**WORK TO COMPLETE**
Below are the records; count how many of their lines hold the string "venue" and give the number alone.

*** Opening SUPPLIED MATERIAL ***

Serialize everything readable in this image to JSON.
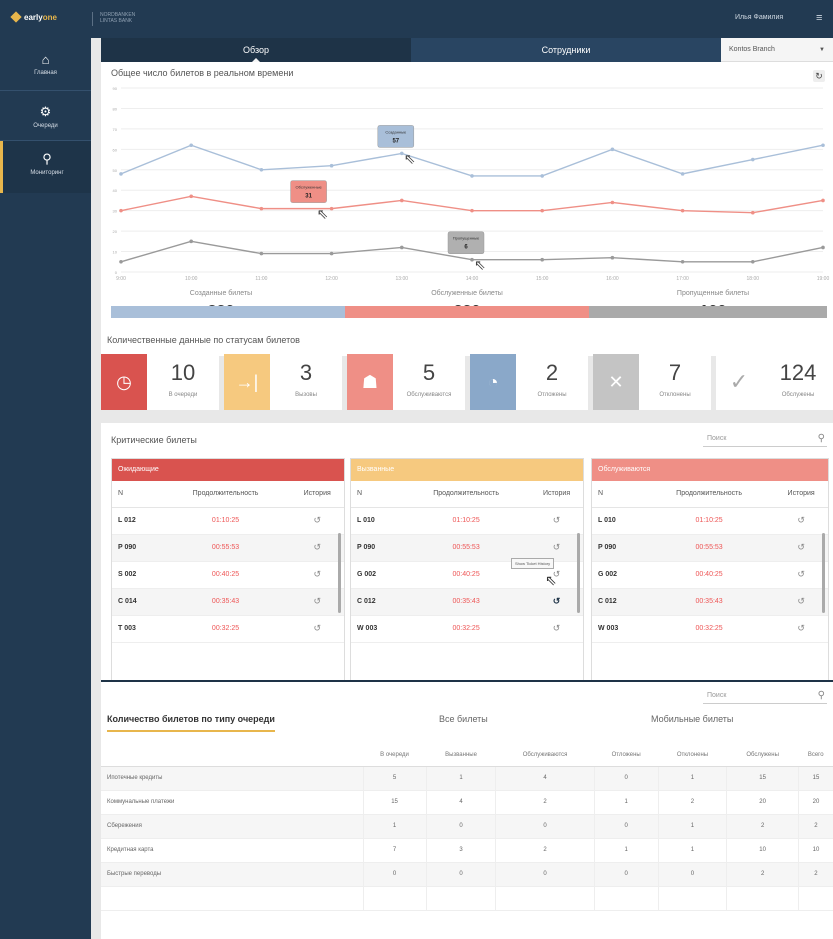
{
  "topbar": {
    "logo_a": "early",
    "logo_b": "one",
    "company": "NORDBANKEN LINTAS BANK",
    "user": "Илья Фамилия"
  },
  "sidebar": {
    "items": [
      {
        "label": "Главная",
        "icon": "home-icon"
      },
      {
        "label": "Очереди",
        "icon": "queue-icon"
      },
      {
        "label": "Мониторинг",
        "icon": "monitor-icon"
      }
    ]
  },
  "tabs": {
    "overview": "Обзор",
    "employees": "Сотрудники",
    "branch": "Kontos Branch"
  },
  "realtime": {
    "title": "Общее число билетов в реальном времени"
  },
  "chart_data": {
    "type": "line",
    "title": "Общее число билетов в реальном времени",
    "x": [
      "9:00",
      "10:00",
      "11:00",
      "12:00",
      "13:00",
      "14:00",
      "15:00",
      "16:00",
      "17:00",
      "18:00",
      "19:00"
    ],
    "ylim": [
      0,
      90
    ],
    "yticks": [
      0,
      10,
      20,
      30,
      40,
      50,
      60,
      70,
      80,
      90
    ],
    "series": [
      {
        "name": "Созданные",
        "color": "#a9bfd9",
        "values": [
          48,
          62,
          50,
          52,
          58,
          47,
          47,
          60,
          48,
          55,
          62
        ]
      },
      {
        "name": "Обслуженные",
        "color": "#ef8f86",
        "values": [
          30,
          37,
          31,
          31,
          35,
          30,
          30,
          34,
          30,
          29,
          35
        ]
      },
      {
        "name": "Пропущенные",
        "color": "#9a9a9a",
        "values": [
          5,
          15,
          9,
          9,
          12,
          6,
          6,
          7,
          5,
          5,
          12
        ]
      }
    ],
    "tooltips": [
      {
        "series": "Созданные",
        "label": "Созданные",
        "value": "57"
      },
      {
        "series": "Обслуженные",
        "label": "Обслуженные",
        "value": "31"
      },
      {
        "series": "Пропущенные",
        "label": "Пропущенные",
        "value": "6"
      }
    ]
  },
  "totals": [
    {
      "label": "Созданные билеты",
      "value": "320",
      "color": "#a9bfd9"
    },
    {
      "label": "Обслуженные билеты",
      "value": "220",
      "color": "#ef8f86"
    },
    {
      "label": "Пропущенные билеты",
      "value": "100",
      "color": "#aaaaaa"
    }
  ],
  "status_section": {
    "title": "Количественные данные по статусам билетов"
  },
  "kpis": [
    {
      "num": "10",
      "cap": "В очереди",
      "color": "#d9534f",
      "icon": "clock-icon"
    },
    {
      "num": "3",
      "cap": "Вызовы",
      "color": "#f6c97f",
      "icon": "call-arrow-icon"
    },
    {
      "num": "5",
      "cap": "Обслуживаются",
      "color": "#ef8f86",
      "icon": "service-icon"
    },
    {
      "num": "2",
      "cap": "Отложены",
      "color": "#8aa8c9",
      "icon": "postpone-icon"
    },
    {
      "num": "7",
      "cap": "Отклонены",
      "color": "#c4c4c4",
      "icon": "cross-icon"
    },
    {
      "num": "124",
      "cap": "Обслужены",
      "color": "#ffffff",
      "icon": "check-icon"
    }
  ],
  "critical": {
    "title": "Критические билеты",
    "search": "Поиск",
    "columns": [
      "N",
      "Продолжительность",
      "История"
    ],
    "tables": [
      {
        "title": "Ожидающие",
        "color": "#d9534f",
        "rows": [
          [
            "L 012",
            "01:10:25"
          ],
          [
            "P 090",
            "00:55:53"
          ],
          [
            "S 002",
            "00:40:25"
          ],
          [
            "C 014",
            "00:35:43"
          ],
          [
            "T 003",
            "00:32:25"
          ]
        ]
      },
      {
        "title": "Вызванные",
        "color": "#f6c97f",
        "rows": [
          [
            "L 010",
            "01:10:25"
          ],
          [
            "P 090",
            "00:55:53"
          ],
          [
            "G 002",
            "00:40:25"
          ],
          [
            "C 012",
            "00:35:43"
          ],
          [
            "W 003",
            "00:32:25"
          ]
        ]
      },
      {
        "title": "Обслуживаются",
        "color": "#ef8f86",
        "rows": [
          [
            "L 010",
            "01:10:25"
          ],
          [
            "P 090",
            "00:55:53"
          ],
          [
            "G 002",
            "00:40:25"
          ],
          [
            "C 012",
            "00:35:43"
          ],
          [
            "W 003",
            "00:32:25"
          ]
        ]
      }
    ],
    "tooltip": "Show Ticket History"
  },
  "by_queue": {
    "title": "Количество билетов по типу очереди",
    "tab_all": "Все билеты",
    "tab_mobile": "Мобильные билеты",
    "search": "Поиск",
    "columns": [
      "",
      "В очереди",
      "Вызванные",
      "Обслуживаются",
      "Отложены",
      "Отклонены",
      "Обслужены",
      "Всего"
    ],
    "rows": [
      [
        "Ипотечные кредиты",
        "5",
        "1",
        "4",
        "0",
        "1",
        "15",
        "15"
      ],
      [
        "Коммунальные платежи",
        "15",
        "4",
        "2",
        "1",
        "2",
        "20",
        "20"
      ],
      [
        "Сбережения",
        "1",
        "0",
        "0",
        "0",
        "1",
        "2",
        "2"
      ],
      [
        "Кредитная карта",
        "7",
        "3",
        "2",
        "1",
        "1",
        "10",
        "10"
      ],
      [
        "Быстрые переводы",
        "0",
        "0",
        "0",
        "0",
        "0",
        "2",
        "2"
      ]
    ]
  }
}
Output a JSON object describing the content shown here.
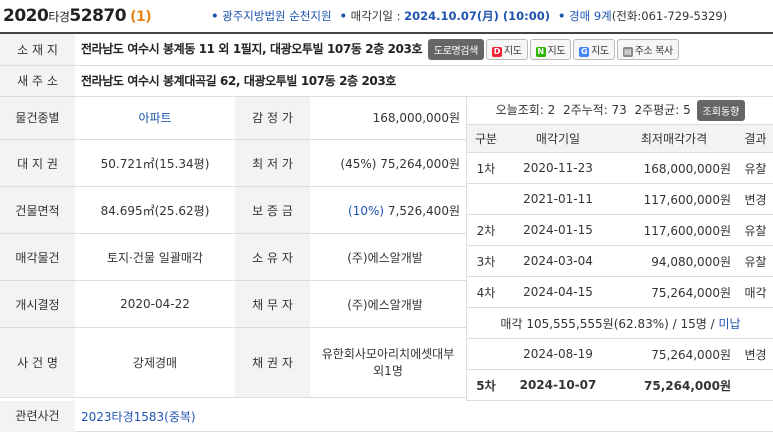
{
  "header": {
    "case_no": "2020",
    "case_type": "타경",
    "case_num": "52870",
    "seq": "(1)",
    "court": "광주지방법원 순천지원",
    "sale_date_label": "매각기일 : ",
    "sale_date": "2024.10.07(月) (10:00)",
    "dept_label": "경매 9계",
    "phone": "(전화:061-729-5329)"
  },
  "address": {
    "loc_label": "소 재 지",
    "loc_value": "전라남도 여수시 봉계동 11 외 1필지, 대광오투빌 107동 2층 203호",
    "btn_road": "도로명검색",
    "btn_daum": "지도",
    "btn_naver": "지도",
    "btn_google": "지도",
    "btn_copy": "주소 복사",
    "new_label": "새 주 소",
    "new_value": "전라남도 여수시 봉계대곡길 62, 대광오투빌 107동 2층 203호"
  },
  "details": [
    {
      "l1": "물건종별",
      "v1": "아파트",
      "l2": "감 정 가",
      "v2": "168,000,000원"
    },
    {
      "l1": "대 지 권",
      "v1": "50.721㎡(15.34평)",
      "l2": "최 저 가",
      "v2": "(45%) 75,264,000원"
    },
    {
      "l1": "건물면적",
      "v1": "84.695㎡(25.62평)",
      "l2": "보 증 금",
      "v2pct": "(10%)",
      "v2": "7,526,400원"
    },
    {
      "l1": "매각물건",
      "v1": "토지·건물 일괄매각",
      "l2": "소 유 자",
      "v2": "(주)에스알개발"
    },
    {
      "l1": "개시결정",
      "v1": "2020-04-22",
      "l2": "채 무 자",
      "v2": "(주)에스알개발"
    },
    {
      "l1": "사 건 명",
      "v1": "강제경매",
      "l2": "채 권 자",
      "v2": "유한회사모아리치에셋대부외1명"
    }
  ],
  "related": {
    "label": "관련사건",
    "value": "2023타경1583(중복)"
  },
  "stats": {
    "today": "오늘조회: 2",
    "total": "2주누적: 73",
    "avg": "2주평균: 5",
    "btn": "조회동향"
  },
  "history_headers": [
    "구분",
    "매각기일",
    "최저매각가격",
    "결과"
  ],
  "history": [
    {
      "round": "1차",
      "date": "2020-11-23",
      "price": "168,000,000원",
      "result": "유찰"
    },
    {
      "round": "",
      "date": "2021-01-11",
      "price": "117,600,000원",
      "result": "변경"
    },
    {
      "round": "2차",
      "date": "2024-01-15",
      "price": "117,600,000원",
      "result": "유찰"
    },
    {
      "round": "3차",
      "date": "2024-03-04",
      "price": "94,080,000원",
      "result": "유찰"
    },
    {
      "round": "4차",
      "date": "2024-04-15",
      "price": "75,264,000원",
      "result": "매각"
    }
  ],
  "sold_note": "매각 105,555,555원(62.83%) / 15명 / ",
  "sold_note_link": "미납",
  "history2": [
    {
      "round": "",
      "date": "2024-08-19",
      "price": "75,264,000원",
      "result": "변경"
    },
    {
      "round": "5차",
      "date": "2024-10-07",
      "price": "75,264,000원",
      "result": ""
    }
  ],
  "colors": {
    "accent_blue": "#1f55b0",
    "orange": "#e8831a"
  }
}
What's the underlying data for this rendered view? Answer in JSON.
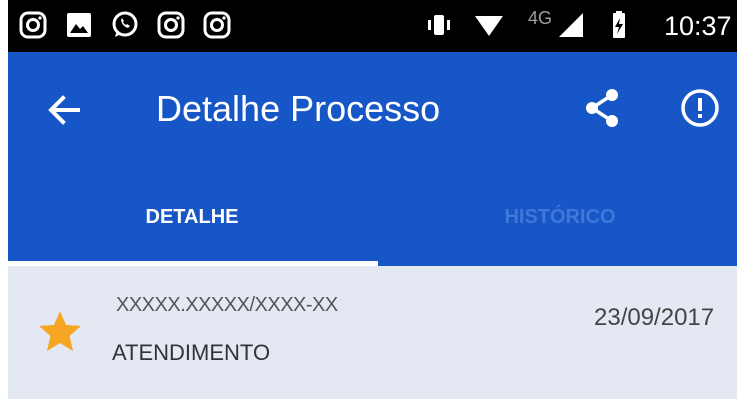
{
  "status_bar": {
    "left_icons": [
      "instagram-icon",
      "image-icon",
      "whatsapp-icon",
      "instagram-icon",
      "instagram-icon"
    ],
    "network_label": "4G",
    "time": "10:37"
  },
  "app_bar": {
    "title": "Detalhe Processo",
    "back_icon": "arrow-back-icon",
    "actions": [
      "share-icon",
      "info-icon"
    ],
    "color": "#1656c6"
  },
  "tabs": [
    {
      "label": "DETALHE",
      "selected": true
    },
    {
      "label": "HISTÓRICO",
      "selected": false
    }
  ],
  "process": {
    "number": "XXXXX.XXXXX/XXXX-XX",
    "type": "ATENDIMENTO",
    "date": "23/09/2017",
    "starred": true,
    "star_color": "#f5a623"
  }
}
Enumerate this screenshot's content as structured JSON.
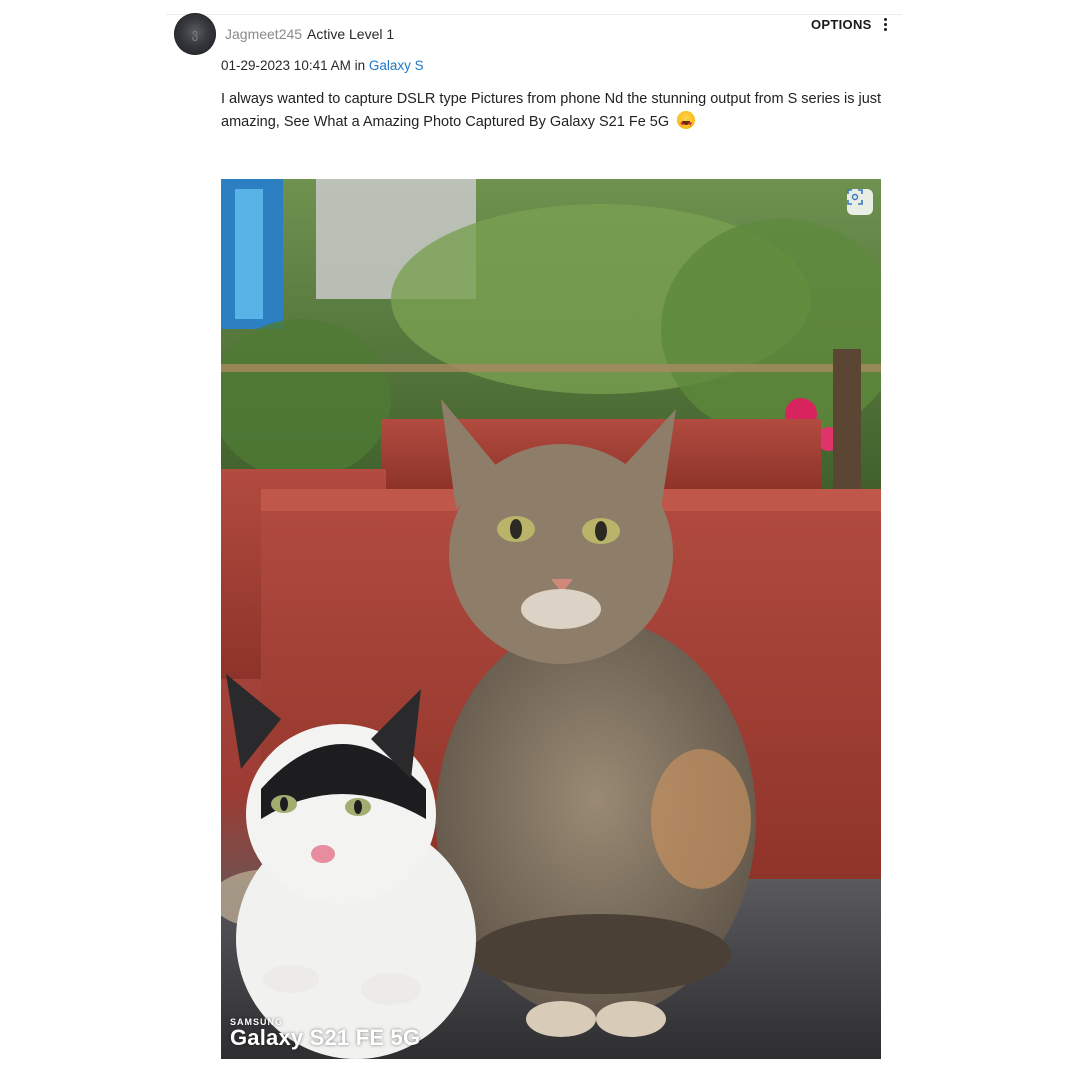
{
  "post": {
    "author": {
      "username": "Jagmeet245",
      "rank": "Active Level 1"
    },
    "options_label": "OPTIONS",
    "timestamp": "01-29-2023 10:41 AM",
    "in_word": "in",
    "board": "Galaxy S",
    "body": "I always wanted to capture DSLR type Pictures from phone Nd the stunning output from S series is just amazing, See What a Amazing Photo Captured By Galaxy S21 Fe 5G",
    "emoji": "smiling-face-with-heart-eyes-icon",
    "image": {
      "watermark_brand": "SAMSUNG",
      "watermark_model": "Galaxy S21 FE 5G",
      "scan_icon": "image-scan-icon"
    }
  },
  "colors": {
    "link": "#1f78c8",
    "text": "#222222",
    "muted": "#8a8a8a"
  }
}
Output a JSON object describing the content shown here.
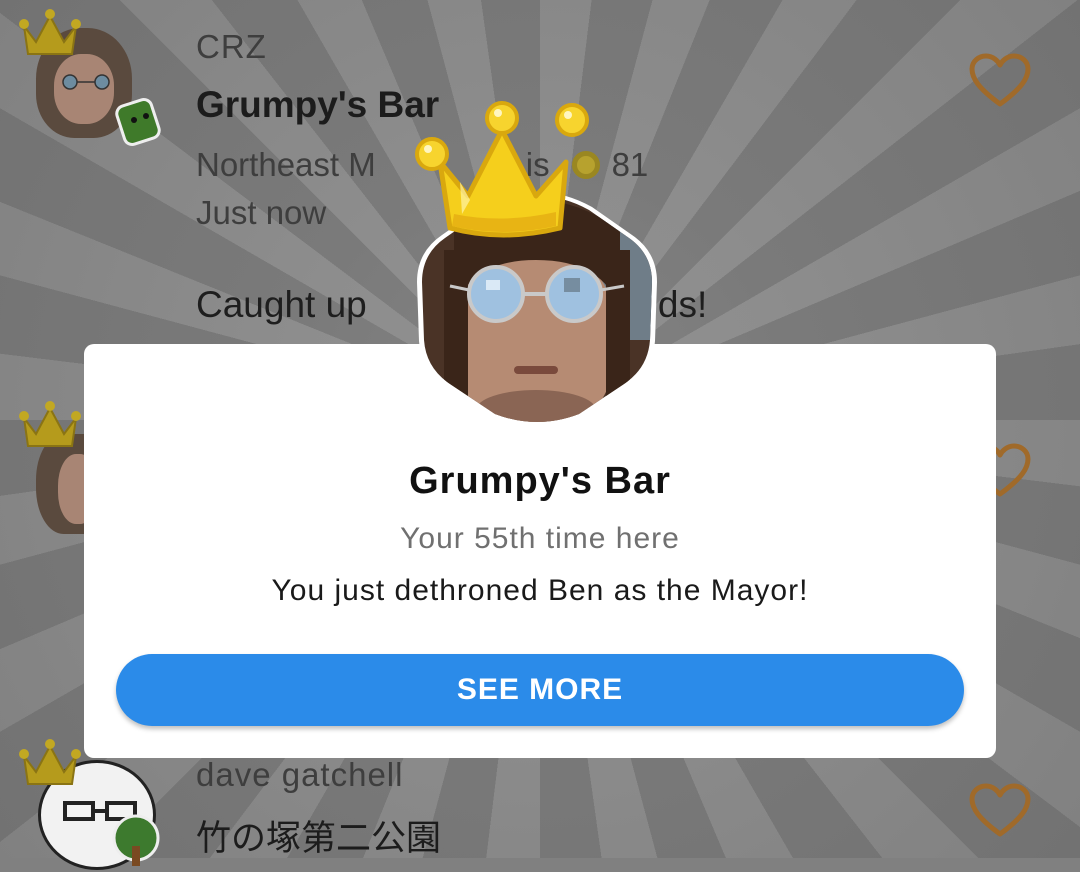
{
  "feed": {
    "items": [
      {
        "user": "CRZ",
        "venue": "Grumpy's Bar",
        "location_visible_left": "Northeast M",
        "location_visible_right": "is",
        "coins": "81",
        "time": "Just now",
        "shout_left": "Caught up",
        "shout_right": "ends!"
      },
      {
        "user": "dave gatchell",
        "venue": "竹の塚第二公園"
      }
    ]
  },
  "modal": {
    "venue": "Grumpy's Bar",
    "visits": "Your 55th time here",
    "message": "You just dethroned Ben as the Mayor!",
    "button_label": "SEE MORE"
  },
  "colors": {
    "button": "#2b8be9",
    "crown": "#f5cf1c",
    "heart": "#a06a2a",
    "coin": "#b7a22e"
  },
  "icons": [
    "crown-icon",
    "heart-icon",
    "coin-icon",
    "sticker-icon"
  ]
}
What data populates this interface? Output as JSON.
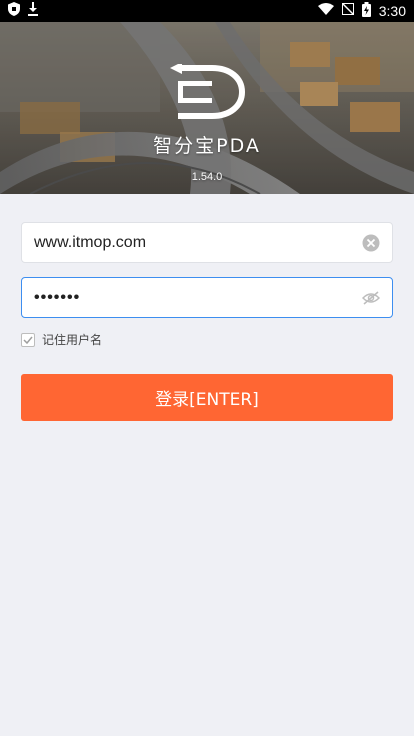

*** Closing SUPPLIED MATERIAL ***

**TASK RESULT**
3